### What you will do
Pull each line with the string "スターター" from the entries.

== Segment start ==

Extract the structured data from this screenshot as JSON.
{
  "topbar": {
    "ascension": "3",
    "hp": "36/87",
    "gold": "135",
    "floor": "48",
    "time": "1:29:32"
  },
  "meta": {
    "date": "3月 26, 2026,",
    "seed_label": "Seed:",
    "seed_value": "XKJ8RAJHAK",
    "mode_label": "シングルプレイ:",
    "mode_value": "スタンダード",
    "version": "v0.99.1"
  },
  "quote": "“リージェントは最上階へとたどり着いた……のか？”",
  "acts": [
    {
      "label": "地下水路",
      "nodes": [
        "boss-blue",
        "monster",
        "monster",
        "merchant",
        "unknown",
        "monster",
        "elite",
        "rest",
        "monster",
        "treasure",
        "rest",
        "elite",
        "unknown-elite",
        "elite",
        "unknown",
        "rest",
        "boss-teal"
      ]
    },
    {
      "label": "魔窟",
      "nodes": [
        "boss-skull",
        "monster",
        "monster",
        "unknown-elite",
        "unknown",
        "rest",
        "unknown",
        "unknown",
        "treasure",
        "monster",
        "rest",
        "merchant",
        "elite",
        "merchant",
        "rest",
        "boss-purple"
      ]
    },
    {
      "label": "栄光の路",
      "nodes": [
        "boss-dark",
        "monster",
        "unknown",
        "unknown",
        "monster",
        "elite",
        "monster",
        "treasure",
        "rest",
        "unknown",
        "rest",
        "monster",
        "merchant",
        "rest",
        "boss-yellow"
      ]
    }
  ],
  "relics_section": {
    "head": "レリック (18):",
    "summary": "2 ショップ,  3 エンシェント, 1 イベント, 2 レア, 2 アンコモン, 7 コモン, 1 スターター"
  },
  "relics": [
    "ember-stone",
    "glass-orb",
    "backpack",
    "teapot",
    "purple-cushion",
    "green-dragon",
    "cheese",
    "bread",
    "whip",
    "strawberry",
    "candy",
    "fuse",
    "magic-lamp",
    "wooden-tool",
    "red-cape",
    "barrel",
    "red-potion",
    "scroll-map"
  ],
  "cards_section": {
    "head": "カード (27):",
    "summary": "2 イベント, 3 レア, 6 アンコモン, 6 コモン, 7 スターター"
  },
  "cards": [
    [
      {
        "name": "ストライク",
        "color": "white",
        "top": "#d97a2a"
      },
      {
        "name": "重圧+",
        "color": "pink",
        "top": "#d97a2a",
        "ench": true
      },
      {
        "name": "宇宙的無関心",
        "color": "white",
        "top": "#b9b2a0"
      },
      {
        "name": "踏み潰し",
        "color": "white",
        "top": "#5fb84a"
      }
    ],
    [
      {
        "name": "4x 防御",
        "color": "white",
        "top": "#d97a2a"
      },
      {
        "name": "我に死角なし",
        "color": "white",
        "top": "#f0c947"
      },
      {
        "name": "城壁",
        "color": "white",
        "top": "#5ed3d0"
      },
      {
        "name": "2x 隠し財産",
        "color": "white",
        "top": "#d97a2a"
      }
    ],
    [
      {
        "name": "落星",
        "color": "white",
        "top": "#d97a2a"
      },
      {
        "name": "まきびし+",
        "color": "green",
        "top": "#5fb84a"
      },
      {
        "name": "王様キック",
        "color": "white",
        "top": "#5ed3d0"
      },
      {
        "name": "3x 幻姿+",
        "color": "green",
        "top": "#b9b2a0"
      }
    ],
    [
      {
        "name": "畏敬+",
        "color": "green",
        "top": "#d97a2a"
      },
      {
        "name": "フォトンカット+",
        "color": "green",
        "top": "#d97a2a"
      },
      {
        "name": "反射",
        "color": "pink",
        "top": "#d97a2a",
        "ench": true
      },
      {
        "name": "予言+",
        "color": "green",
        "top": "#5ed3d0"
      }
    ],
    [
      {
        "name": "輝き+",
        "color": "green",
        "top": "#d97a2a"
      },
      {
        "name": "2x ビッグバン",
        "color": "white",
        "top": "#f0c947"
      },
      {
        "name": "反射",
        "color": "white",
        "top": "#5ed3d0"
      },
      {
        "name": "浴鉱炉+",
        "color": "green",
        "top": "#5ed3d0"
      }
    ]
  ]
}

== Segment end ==

### The completed task
    "summary": "2 ショップ,  3 エンシェント, 1 イベント, 2 レア, 2 アンコモン, 7 コモン, 1 スターター"
    "summary": "2 イベント, 3 レア, 6 アンコモン, 6 コモン, 7 スターター"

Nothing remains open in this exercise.